Note: You can manually take the red worms out of the compost if there are any left.

Tips for Adding Red Worms to Compost

Follow these additional tips for reaping the maximum benefit of red worm composting.

  • Add peat moss as food for red worms as it has excellent moisture holding capacity.
  • Feed your worms less initially and gradually increase the amount of food. 
  • Cut the food into smaller pieces before adding them to the compost as worms have no teeth, and reducing the size will help speed up the process.
  • Add pre-digesters like bacteria, fungi, molds, etc., to accelerate the process.
  • Keep the compost away from light, or place a red light above the compost as worms work fine under red light.
  • Add woodchips as mulch for feeding the composting worms.

So that’s all! Knowing about the right conditions for caring for red worms will make them happy. And that means happy worms will make a happy compost that makes happy plants, making you happy!

Let’s spread happiness by introducing red worms to your compost!

Why are red worms escaping from my compost bin?

If your red worms are trying to escape from your compost, either the compost is too wet, or you are overfeeding your worms. Poor ventilation is also one of the reasons why worms escape the bin.

Is red worm and earthworm the same?

Red worms can be called earthworms, but the two are slightly different in terms of temperature and nutritional requirements. For example, earthworms can’t tolerate high temperatures, while red worms can. And earthworms take nutrients from the garden soil, while red worms break down organic matter.

Can I add red worms to my composting tumbler?

It is not recommended to add red worms to the composting tumbler as compost in tumblers has a very high temperature, which is unsuitable for worms. Turning the tumbler also disturbs the worms greatly.

How can I use the worm compost for plants?

You can add the compost to the soil directly, or you can add it as mulch. You can also make worm tea or use it as a seed starting material.

Can we add dairy products to the worm bin?

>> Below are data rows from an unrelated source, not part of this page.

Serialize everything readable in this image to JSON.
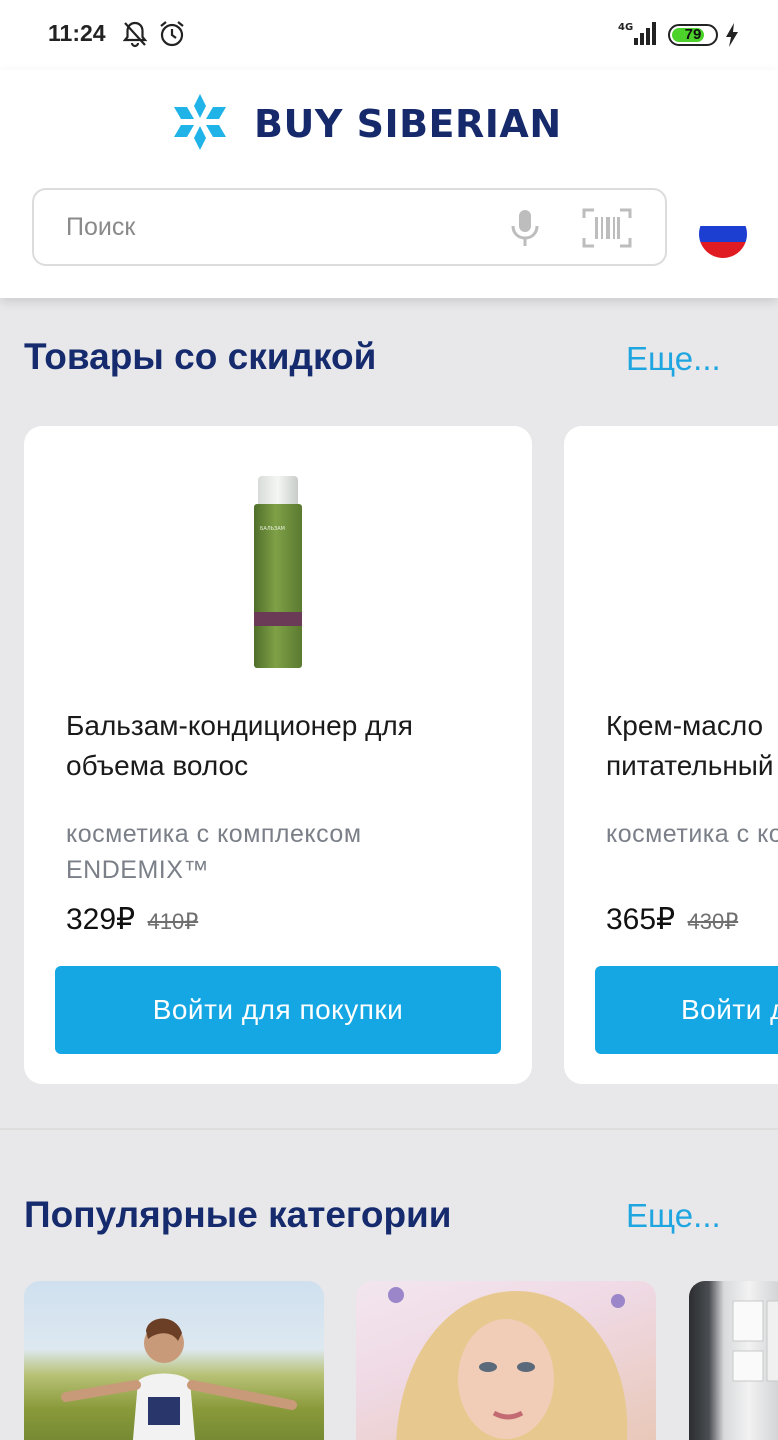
{
  "status_bar": {
    "time": "11:24",
    "network": "4G",
    "battery": "79",
    "battery_level": 0.79,
    "icons": [
      "bell-off-icon",
      "alarm-icon",
      "signal-icon",
      "battery-icon",
      "charging-icon"
    ]
  },
  "header": {
    "logo_text_1": "Buy",
    "logo_text_2": "Siberian",
    "search_placeholder": "Поиск",
    "icons": [
      "mic-icon",
      "barcode-scan-icon",
      "russia-flag-icon"
    ]
  },
  "colors": {
    "brand_navy": "#152b6e",
    "accent_blue": "#14a7e3",
    "link_blue": "#1fa6e0",
    "background": "#e8e8ea"
  },
  "discount_section": {
    "title": "Товары со скидкой",
    "more": "Еще...",
    "products": [
      {
        "name": "Бальзам-кондиционер для объема волос",
        "subtitle": "косметика с комплексом ENDEMIX™",
        "price": "329₽",
        "old_price": "410₽",
        "button": "Войти для покупки",
        "bottle_label": "БАЛЬЗАМ"
      },
      {
        "name": "Крем-масло питательный",
        "subtitle": "косметика с комплексом ENDEMIX™",
        "price": "365₽",
        "old_price": "430₽",
        "button": "Войти для покупки"
      }
    ]
  },
  "categories_section": {
    "title": "Популярные категории",
    "more": "Еще..."
  }
}
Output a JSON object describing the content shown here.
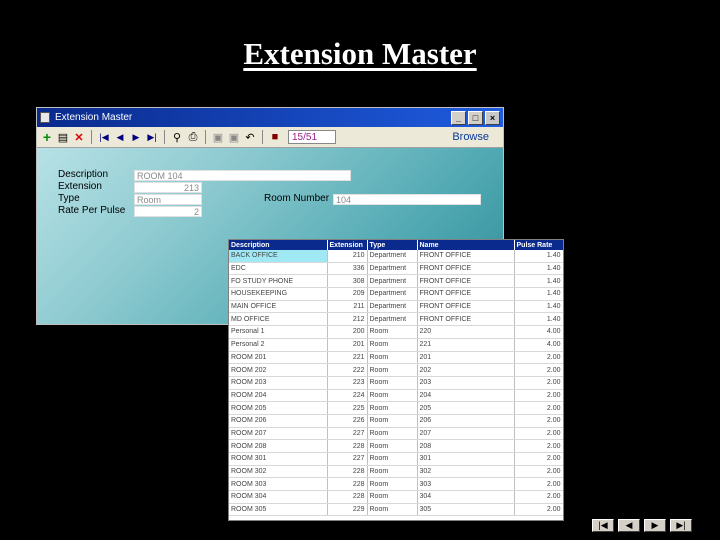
{
  "slide": {
    "title": "Extension Master"
  },
  "window": {
    "title": "Extension Master",
    "record_indicator": "15/51",
    "mode": "Browse",
    "controls": {
      "minimize": "_",
      "maximize": "□",
      "close": "×"
    }
  },
  "toolbar": {
    "icons": [
      "add-icon",
      "copy-icon",
      "delete-icon",
      "first-record-icon",
      "previous-record-icon",
      "next-record-icon",
      "last-record-icon",
      "find-icon",
      "print-icon",
      "save-icon",
      "cancel-save-icon",
      "undo-icon",
      "exit-icon"
    ]
  },
  "form": {
    "description_label": "Description",
    "description_value": "ROOM 104",
    "extension_label": "Extension",
    "extension_value": "213",
    "type_label": "Type",
    "type_value": "Room",
    "room_number_label": "Room Number",
    "room_number_value": "104",
    "rate_label": "Rate Per Pulse",
    "rate_value": "2"
  },
  "grid": {
    "columns": [
      "Description",
      "Extension",
      "Type",
      "Name",
      "Pulse Rate"
    ],
    "rows": [
      [
        "BACK OFFICE",
        "210",
        "Department",
        "FRONT OFFICE",
        "1.40"
      ],
      [
        "EDC",
        "336",
        "Department",
        "FRONT OFFICE",
        "1.40"
      ],
      [
        "FO STUDY PHONE",
        "308",
        "Department",
        "FRONT OFFICE",
        "1.40"
      ],
      [
        "HOUSEKEEPING",
        "209",
        "Department",
        "FRONT OFFICE",
        "1.40"
      ],
      [
        "MAIN OFFICE",
        "211",
        "Department",
        "FRONT OFFICE",
        "1.40"
      ],
      [
        "MD OFFICE",
        "212",
        "Department",
        "FRONT OFFICE",
        "1.40"
      ],
      [
        "Personal 1",
        "200",
        "Room",
        "220",
        "4.00"
      ],
      [
        "Personal 2",
        "201",
        "Room",
        "221",
        "4.00"
      ],
      [
        "ROOM 201",
        "221",
        "Room",
        "201",
        "2.00"
      ],
      [
        "ROOM 202",
        "222",
        "Room",
        "202",
        "2.00"
      ],
      [
        "ROOM 203",
        "223",
        "Room",
        "203",
        "2.00"
      ],
      [
        "ROOM 204",
        "224",
        "Room",
        "204",
        "2.00"
      ],
      [
        "ROOM 205",
        "225",
        "Room",
        "205",
        "2.00"
      ],
      [
        "ROOM 206",
        "226",
        "Room",
        "206",
        "2.00"
      ],
      [
        "ROOM 207",
        "227",
        "Room",
        "207",
        "2.00"
      ],
      [
        "ROOM 208",
        "228",
        "Room",
        "208",
        "2.00"
      ],
      [
        "ROOM 301",
        "227",
        "Room",
        "301",
        "2.00"
      ],
      [
        "ROOM 302",
        "228",
        "Room",
        "302",
        "2.00"
      ],
      [
        "ROOM 303",
        "228",
        "Room",
        "303",
        "2.00"
      ],
      [
        "ROOM 304",
        "228",
        "Room",
        "304",
        "2.00"
      ],
      [
        "ROOM 305",
        "229",
        "Room",
        "305",
        "2.00"
      ]
    ]
  },
  "slide_nav": [
    "first-slide-icon",
    "previous-slide-icon",
    "next-slide-icon",
    "last-slide-icon"
  ]
}
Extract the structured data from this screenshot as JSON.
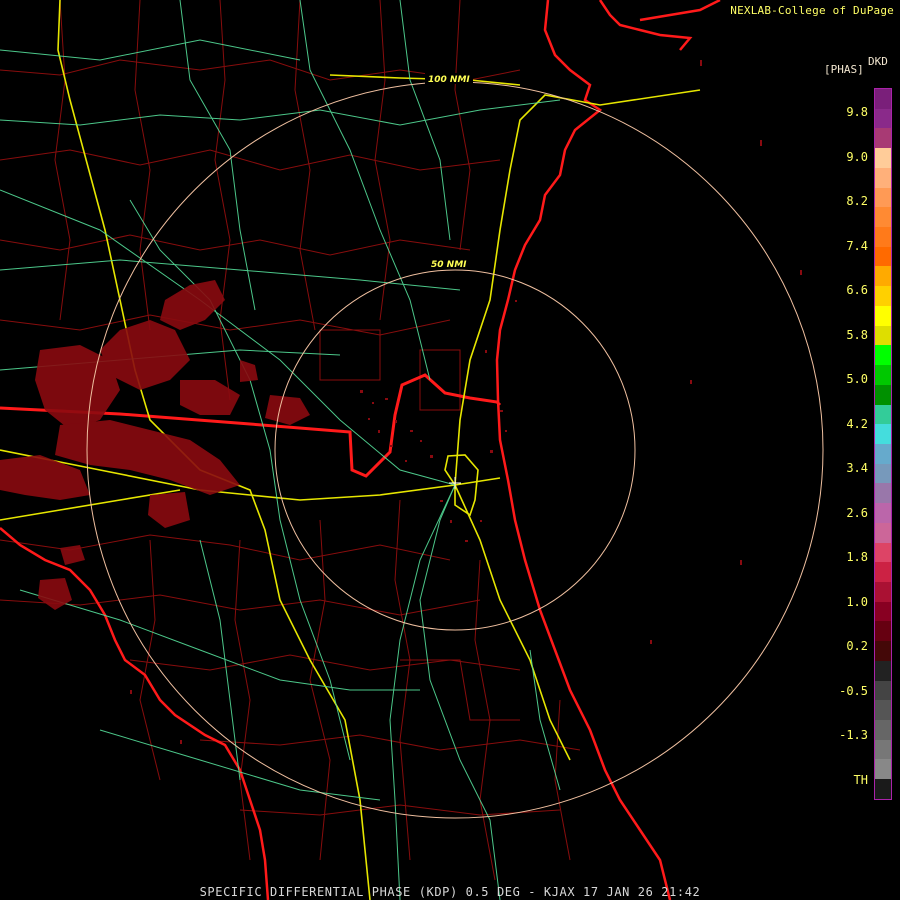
{
  "credit": "NEXLAB-College of DuPage",
  "legend": {
    "product": "DKD",
    "unit": "[PHAS]",
    "ticks": [
      "9.8",
      "9.0",
      "8.2",
      "7.4",
      "6.6",
      "5.8",
      "5.0",
      "4.2",
      "3.4",
      "2.6",
      "1.8",
      "1.0",
      "0.2",
      "-0.5",
      "-1.3",
      "TH"
    ],
    "colors": [
      "#7a1f7a",
      "#8a2a8a",
      "#a83a74",
      "#ffcc99",
      "#ffb07a",
      "#ff9a55",
      "#ff8a33",
      "#ff7a1a",
      "#ff6a00",
      "#ffaa00",
      "#ffd000",
      "#ffff00",
      "#dede00",
      "#00ff00",
      "#00c800",
      "#009000",
      "#33cc99",
      "#44dddd",
      "#66aacc",
      "#7799bb",
      "#9977aa",
      "#bb66aa",
      "#cc6699",
      "#dd4466",
      "#cc2244",
      "#aa1133",
      "#880022",
      "#660011",
      "#440808",
      "#222222",
      "#444444",
      "#555555",
      "#666666",
      "#777777",
      "#888888",
      "#1a1a1a"
    ]
  },
  "rings": {
    "inner_label": "50 NMI",
    "outer_label": "100 NMI"
  },
  "footer": "SPECIFIC DIFFERENTIAL PHASE (KDP) 0.5 DEG - KJAX 17 JAN 26 21:42"
}
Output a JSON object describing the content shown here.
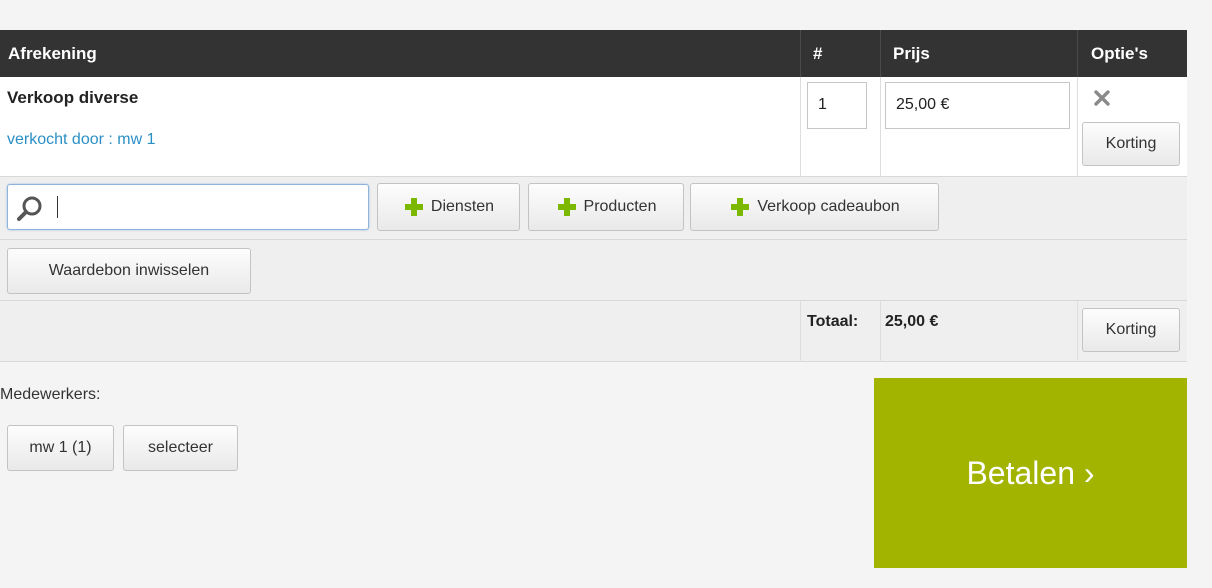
{
  "header": {
    "col_afrekening": "Afrekening",
    "col_count": "#",
    "col_price": "Prijs",
    "col_options": "Optie's"
  },
  "item": {
    "name": "Verkoop diverse",
    "seller": "verkocht door : mw 1",
    "quantity": "1",
    "price": "25,00 €",
    "discount_label": "Korting"
  },
  "toolbar": {
    "search_value": "",
    "services_label": "Diensten",
    "products_label": "Producten",
    "gift_voucher_label": "Verkoop cadeaubon",
    "redeem_voucher_label": "Waardebon inwisselen"
  },
  "totals": {
    "label": "Totaal:",
    "value": "25,00 €",
    "discount_label": "Korting"
  },
  "staff": {
    "label": "Medewerkers:",
    "current": "mw 1 (1)",
    "select_label": "selecteer"
  },
  "pay_button": "Betalen ›",
  "colors": {
    "header_bg": "#333333",
    "link": "#2b8fc6",
    "pay_bg": "#a2b400",
    "plus_icon": "#7cb800"
  },
  "icons": [
    "search-icon",
    "plus-icon",
    "close-icon"
  ]
}
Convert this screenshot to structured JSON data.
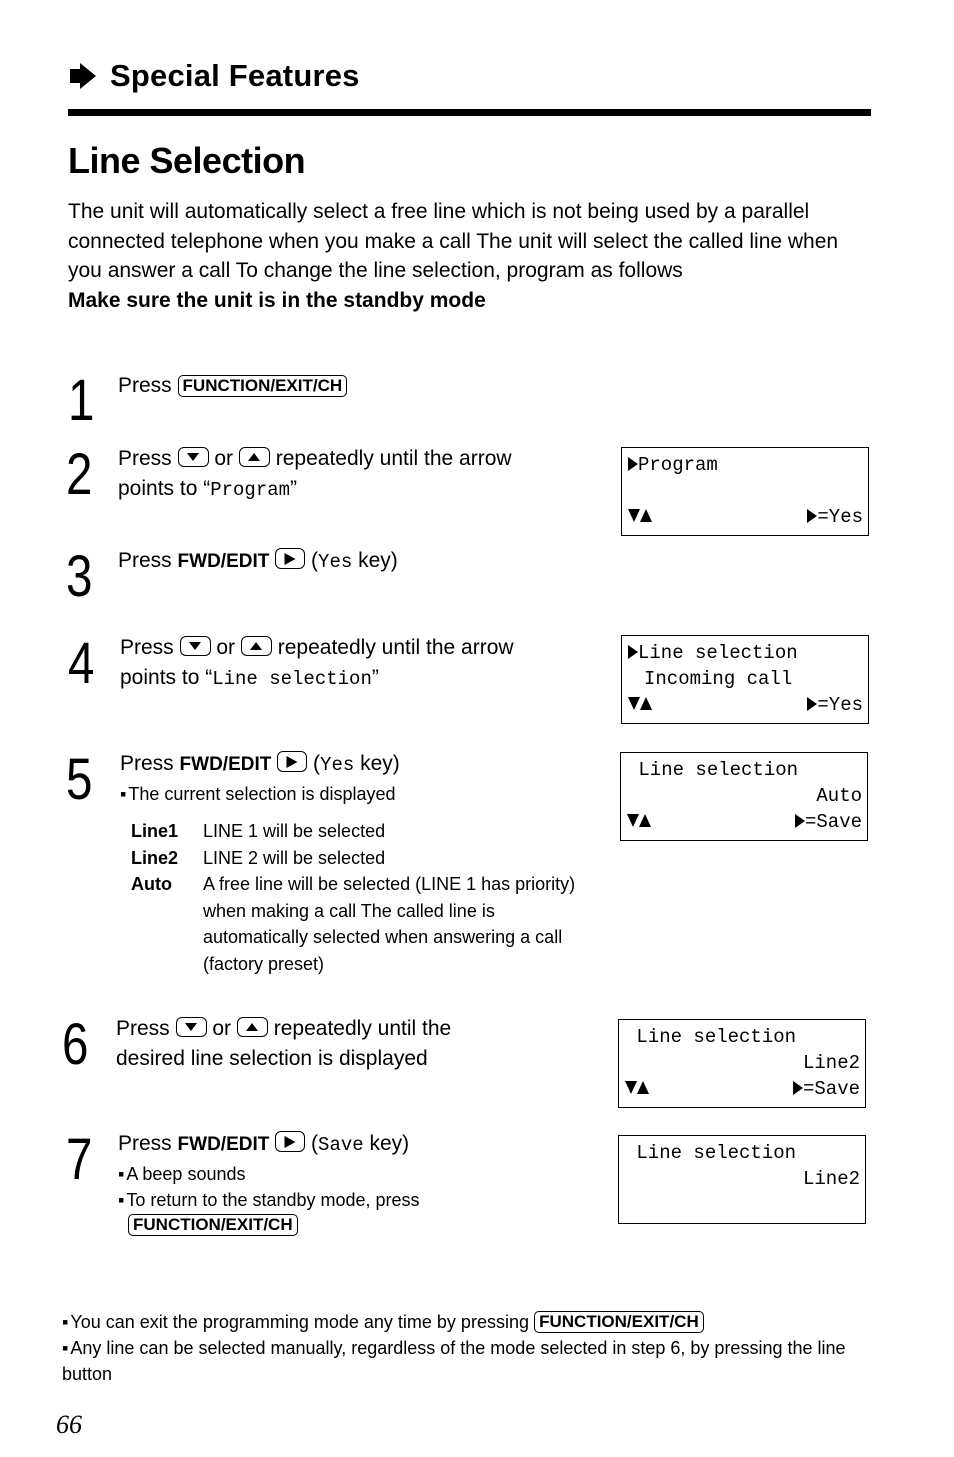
{
  "header": {
    "section_icon": "right-arrow-icon",
    "section_title": "Special Features"
  },
  "page_title": "Line Selection",
  "intro": {
    "paragraph": "The unit will automatically select a free line which is not being used by a parallel connected telephone when you make a call  The unit will select the called line when you answer a call  To change the line selection, program as follows",
    "bold_note": "Make sure the unit is in the standby mode"
  },
  "keys": {
    "function_exit_ch": "FUNCTION/EXIT/CH",
    "fwd_edit": "FWD/EDIT",
    "down_icon": "down-arrow-key-icon",
    "up_icon": "up-arrow-key-icon",
    "play_icon": "play-key-icon"
  },
  "steps": [
    {
      "number": "1",
      "press": "Press"
    },
    {
      "number": "2",
      "press": "Press",
      "or": "or",
      "rest": "repeatedly until the arrow",
      "line2_pre": "points to “",
      "mono": "Program",
      "line2_post": "”"
    },
    {
      "number": "3",
      "press": "Press",
      "paren_open": "(",
      "mono": "Yes",
      "paren_close": " key)"
    },
    {
      "number": "4",
      "press": "Press",
      "or": "or",
      "rest": "repeatedly until the arrow",
      "line2_pre": "points to “",
      "mono": "Line selection",
      "line2_post": "”"
    },
    {
      "number": "5",
      "press": "Press",
      "paren_open": "(",
      "mono": "Yes",
      "paren_close": " key)",
      "bullet": "The current selection is displayed",
      "options": [
        {
          "key": "Line1",
          "desc": "LINE 1 will be selected"
        },
        {
          "key": "Line2",
          "desc": "LINE 2 will be selected"
        },
        {
          "key": "Auto",
          "desc": "A free line will be selected (LINE 1 has priority) when making a call  The called line is automatically selected when answering a call (factory preset)"
        }
      ]
    },
    {
      "number": "6",
      "press": "Press",
      "or": "or",
      "rest": "repeatedly until the",
      "line2": "desired line selection is displayed"
    },
    {
      "number": "7",
      "press": "Press",
      "paren_open": "(",
      "mono": "Save",
      "paren_close": " key)",
      "bullets": [
        "A beep sounds",
        "To return to the standby mode, press"
      ]
    }
  ],
  "displays": [
    {
      "line1": "Program",
      "line1_arrow": true,
      "line2": "",
      "nav": true,
      "action": "=Yes"
    },
    {
      "line1": "Line selection",
      "line1_arrow": true,
      "line2": "Incoming call",
      "nav": true,
      "action": "=Yes"
    },
    {
      "line1": " Line selection",
      "line1_arrow": false,
      "line2": "Auto",
      "nav": true,
      "action": "=Save"
    },
    {
      "line1": " Line selection",
      "line1_arrow": false,
      "line2": "Line2",
      "nav": true,
      "action": "=Save"
    },
    {
      "line1": " Line selection",
      "line1_arrow": false,
      "line2": "Line2",
      "nav": false,
      "action": ""
    }
  ],
  "notes": [
    "You can exit the programming mode any time by pressing",
    "Any line can be selected manually, regardless of the mode selected in step 6, by pressing the line button"
  ],
  "page_number": "66"
}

No, it is not suggested to add dairy products to the worm bin as worms can’t digest food high in fats.

So what are you waiting for? Have those red worms in your compost and let them wiggle all the way through! Just make sure to add those worms to your large compost pile by fall, as they might not like winters. But if you’re looking for ways to compost in winter, don’t worry! Check out our blow-by-blow guide and enjoy!

  1. Using Redworms for Indoor Composting – Brooklyn Botanic Garden
  2. How to Create and Maintain an Indoor Worm Composting Bin – the United States Environmental Protection Agency
  3. Research Findings on Worm Compost’s Impact on Plant Disease – Cornell University